Born in 1998, Pfadfinderei is a studio based in Berlin that deals with projects ranging from brand and band identities to video direction, videomapping and installations: all of that is made with an originality and a very distinct style. It’s not surprising then that when you watch a live or a video of Moderat or hold their record in your hands, you notice a continuous, innovative and unique line that distinguishes all the musical components of the Berlin group: and it’s all thanks to Pfadfinderei’s work.
2000’s Berlin has not given birth only to the electronics that now makes half the world dance but also to a group of artists like you: you have collaborated with Moderat since their first album and until today but how did everything start? Would you define your work with them a collaboration or a project that goes hand in hand? Are yours the eyes and theirs the ears?
Actually, Moderat is a project between two individual artists: Modeselektor and Apparat. They are friends of ours. We have known the guys for a very long time, some of us grew up together. Thus, our collaboration flourished in a natural way. The audio-visual fusion was prematurely influenced by a series of self-organized events like Lab.style or Lab.land in the early noughties. From this closeness and mutual trust grew a complementary responsibility for our art and work, which culminated with the task of composing the first Moderat album. This developed quite naturally.
By watching a Moderat’s live show or simply holding their record in your hands, you can see a huge work made by precision and small details: their style is easily distinguishable in the European music scene. How did you choose this minimal and a bit ironic tone? How was the cover and graphic design of III, Moderat’s last work, born?
The exchange of information and ideas has always been a part of our collective way of working. During the cover-finding of the first album, Moderat supplied a content related example. This was an illustration by Robert Crumb for a short story by Charles Bukowski. The motive idea was undoubtedly strong and, without knowing that an aesthetically series will follow, we developed in collaboration with Siriusmo (a close friend) an interpretation whose style orientates itself on the graphic novels by Charles Burns. We immediately felt the cover potential of this work. The visual features of this artwork had, in the representative sector of music in the index of publications, absolutely no competition at all. In addition, we designed the Moderat logo, which should become a significant element of the band’s visual identity. Through the staggered concentration of the letters inside a tunnel arose a memorable form that till this day finds recognition as a strong trademark of the band.

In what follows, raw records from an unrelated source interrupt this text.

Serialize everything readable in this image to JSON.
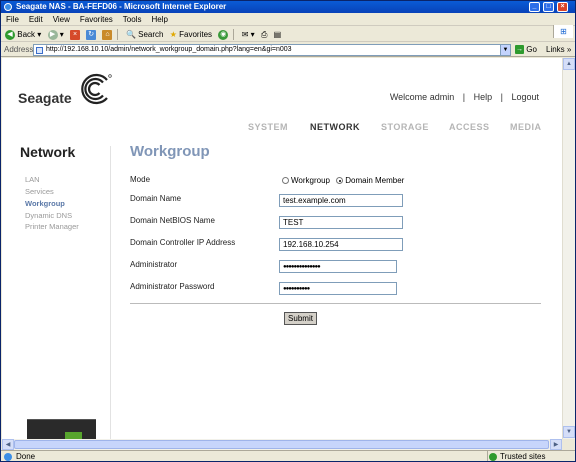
{
  "window": {
    "title": "Seagate NAS - BA-FEFD06 - Microsoft Internet Explorer"
  },
  "menu": [
    "File",
    "Edit",
    "View",
    "Favorites",
    "Tools",
    "Help"
  ],
  "toolbar": {
    "back": "Back",
    "search": "Search",
    "favorites": "Favorites"
  },
  "address": {
    "label": "Address",
    "url": "http://192.168.10.10/admin/network_workgroup_domain.php?lang=en&gi=n003",
    "go": "Go",
    "links": "Links"
  },
  "status": {
    "text": "Done",
    "zone": "Trusted sites"
  },
  "header": {
    "logo": "Seagate",
    "welcome": "Welcome admin",
    "sep": "|",
    "help": "Help",
    "logout": "Logout"
  },
  "nav": {
    "system": "SYSTEM",
    "network": "NETWORK",
    "storage": "STORAGE",
    "access": "ACCESS",
    "media": "MEDIA"
  },
  "sidebar": {
    "title": "Network",
    "items": [
      "LAN",
      "Services",
      "Workgroup",
      "Dynamic DNS",
      "Printer Manager"
    ]
  },
  "form": {
    "title": "Workgroup",
    "mode_label": "Mode",
    "mode_options": [
      "Workgroup",
      "Domain Member"
    ],
    "mode_selected": "Domain Member",
    "domain_name_label": "Domain Name",
    "domain_name_value": "test.example.com",
    "netbios_label": "Domain NetBIOS Name",
    "netbios_value": "TEST",
    "dc_ip_label": "Domain Controller IP Address",
    "dc_ip_value": "192.168.10.254",
    "admin_label": "Administrator",
    "admin_value": "●●●●●●●●●●●●●●",
    "admin_password_label": "Administrator Password",
    "admin_password_value": "●●●●●●●●●●",
    "submit": "Submit"
  }
}
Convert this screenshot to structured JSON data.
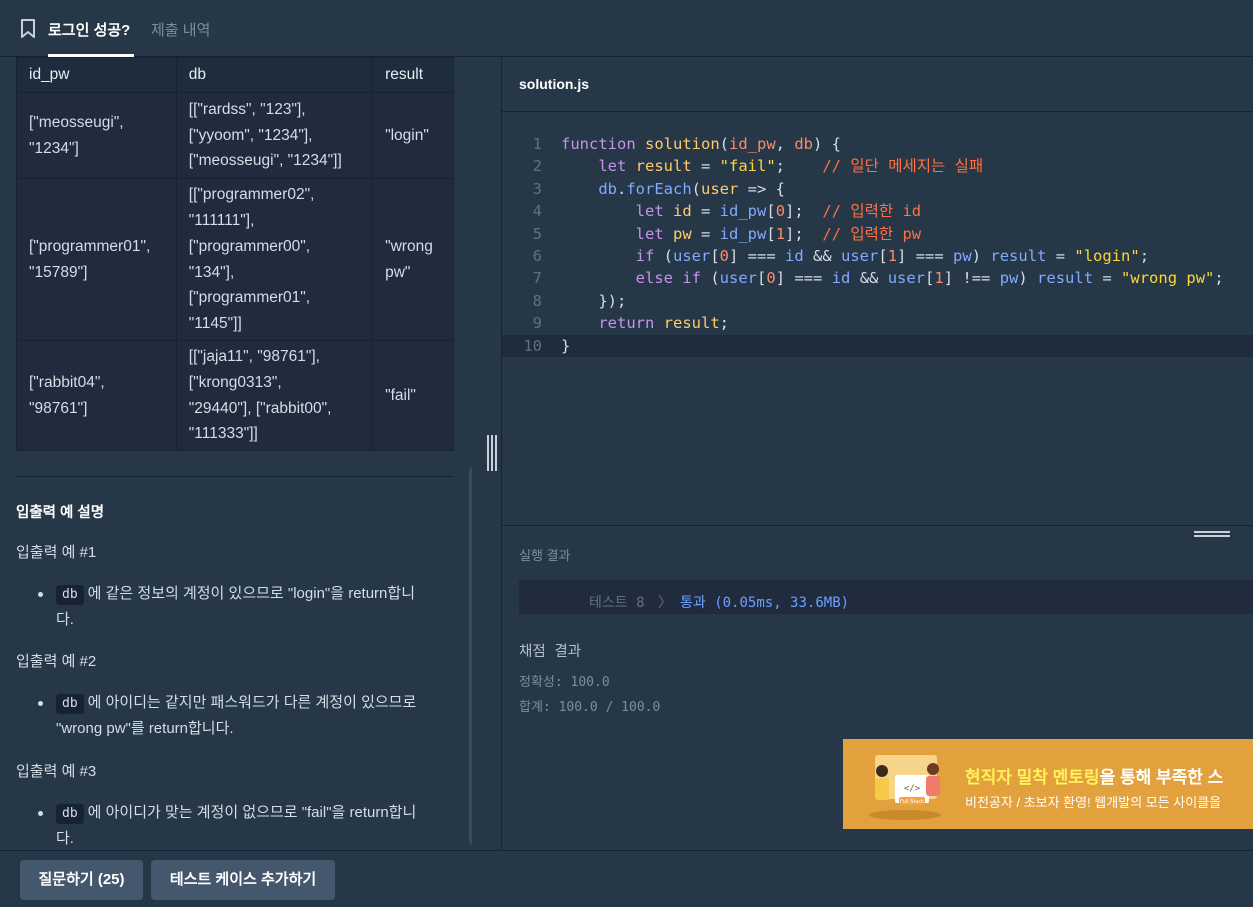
{
  "header": {
    "tabs": [
      {
        "label": "로그인 성공?",
        "active": true
      },
      {
        "label": "제출 내역",
        "active": false
      }
    ]
  },
  "io_table": {
    "headers": [
      "id_pw",
      "db",
      "result"
    ],
    "rows": [
      {
        "id_pw": [
          "[\"meosseugi\",",
          "\"1234\"]"
        ],
        "db": [
          "[[\"rardss\", \"123\"],",
          "[\"yyoom\", \"1234\"],",
          "[\"meosseugi\", \"1234\"]]"
        ],
        "result": [
          "\"login\""
        ]
      },
      {
        "id_pw": [
          "[\"programmer01\",",
          "\"15789\"]"
        ],
        "db": [
          "[[\"programmer02\",",
          "\"111111\"],",
          "[\"programmer00\",",
          "\"134\"],",
          "[\"programmer01\",",
          "\"1145\"]]"
        ],
        "result": [
          "\"wrong",
          "pw\""
        ]
      },
      {
        "id_pw": [
          "[\"rabbit04\",",
          "\"98761\"]"
        ],
        "db": [
          "[[\"jaja11\", \"98761\"],",
          "[\"krong0313\",",
          "\"29440\"], [\"rabbit00\",",
          "\"111333\"]]"
        ],
        "result": [
          "\"fail\""
        ]
      }
    ]
  },
  "explanation": {
    "title": "입출력 예 설명",
    "examples": [
      {
        "heading": "입출력 예 #1",
        "code": "db",
        "text_lines": [
          "에 같은 정보의 계정이 있으므로 \"login\"을 return합니",
          "다."
        ]
      },
      {
        "heading": "입출력 예 #2",
        "code": "db",
        "text_lines": [
          "에 아이디는 같지만 패스워드가 다른 계정이 있으므로",
          "\"wrong pw\"를 return합니다."
        ]
      },
      {
        "heading": "입출력 예 #3",
        "code": "db",
        "text_lines": [
          "에 아이디가 맞는 계정이 없으므로 \"fail\"을 return합니",
          "다."
        ]
      }
    ]
  },
  "editor": {
    "filename": "solution.js",
    "line_numbers": [
      "1",
      "2",
      "3",
      "4",
      "5",
      "6",
      "7",
      "8",
      "9",
      "10"
    ],
    "current_line": 10
  },
  "result": {
    "title": "실행 결과",
    "test_label": "테스트 8",
    "test_arrow": "〉",
    "test_result": "통과 (0.05ms, 33.6MB)",
    "score_title": "채점 결과",
    "accuracy": "정확성: 100.0",
    "total": "합계: 100.0 / 100.0"
  },
  "ad": {
    "main_prefix": "현직자 밀착 멘토링",
    "main_suffix": "을 통해 부족한 스",
    "sub": "비전공자 / 초보자 환영! 웹개발의 모든 사이클을",
    "badge": "Full Stack",
    "colors": {
      "background": "#e2a13c",
      "highlight": "#fff35c"
    }
  },
  "footer": {
    "ask_button": "질문하기 (25)",
    "add_testcase_button": "테스트 케이스 추가하기"
  },
  "colors": {
    "background": "#263747",
    "panel_dark": "#202b3d",
    "border": "#172334",
    "button": "#44576c",
    "pass_text": "#6ba0ff"
  }
}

For Moderat III many aspects added up to finding the motif. It struck our attention when analysing the two previous characters that after self-harming behavior and the following removal or appliance of a mask, an innocent being or child would be a logical consequence to determine this series. In addition, Gernot from Moderat/Modeselektor brought up the phenomenon of a GHOSTMOTHER (hidden mother photography) as inspiration.
The features of clothing and facial expression really fascinated us. When developing the motif, we noticed a certain androgyny. A certitude whether girl or boy did not exist. We decided to see this as a chance and significantly enhanced the doubt bringing characteristics. It is always a pleasure to experience how different the perception of the viewer is regarding the gender.
And speaking of your work on the visuals components of the show: how do you build it and especially where do you start when you have to give an image to the music?
For us, the music itself is the greatest inspiration. We start by asking ourselves “what does the music look like? What does it look like, when you close your ears and still listen to it, merely with your eyes?”. Once we are fully aware of how it feels, we decide on the theme and develop it from there to the stage.
Between you and Moderat there is a rich collaboration that includes also the direction of their music videos, from the series for the songs of Moderat I to the latest animations for III. Do you usually work on videos alone or together with the musicians? And how do you find yourself working on the “short plot” of a music video?
The music videos are based on a specific idea, shaped by the artist(s) and us. It can very much vary between a close collaboration or a solo run. Throughout our entire history of working with Moderat we had both scenarios. In the end we are so closely intertwined in our minds and work as if it were the most natural thing in the world that on one side emerges the music and the visuals on the other.
Let’s focus on Eating Hooks, a work that has received several nominations for international awards: how did you build the plot around this tribal purification dance?
The answer here is quite similar to the one of your previous question: by transforming music into imagery. In the case of Eating Hooks the text itself had a major impact onto the visual outcome. The lyrics of the song deal with barbed hooks under the character’s skin which detain him from things. We picked up on that and integrated it into choreography, a form of language new to us at the time.
Let’s finish with our ritual closing question: what’s the best album cover ever?
This question is rather difficult to answer because we do not believe that there is the „one and only THE best album cover“ out there. However let’s not neglect your ritual question. These are the album covers each one of us is considering as truly excellent:
Frank Ocean, Blonde
Pink Floyd, The Dark Side of the Moon
Radiohead, A Moon Shaped Pool
The Mars Volta, Frances the Mute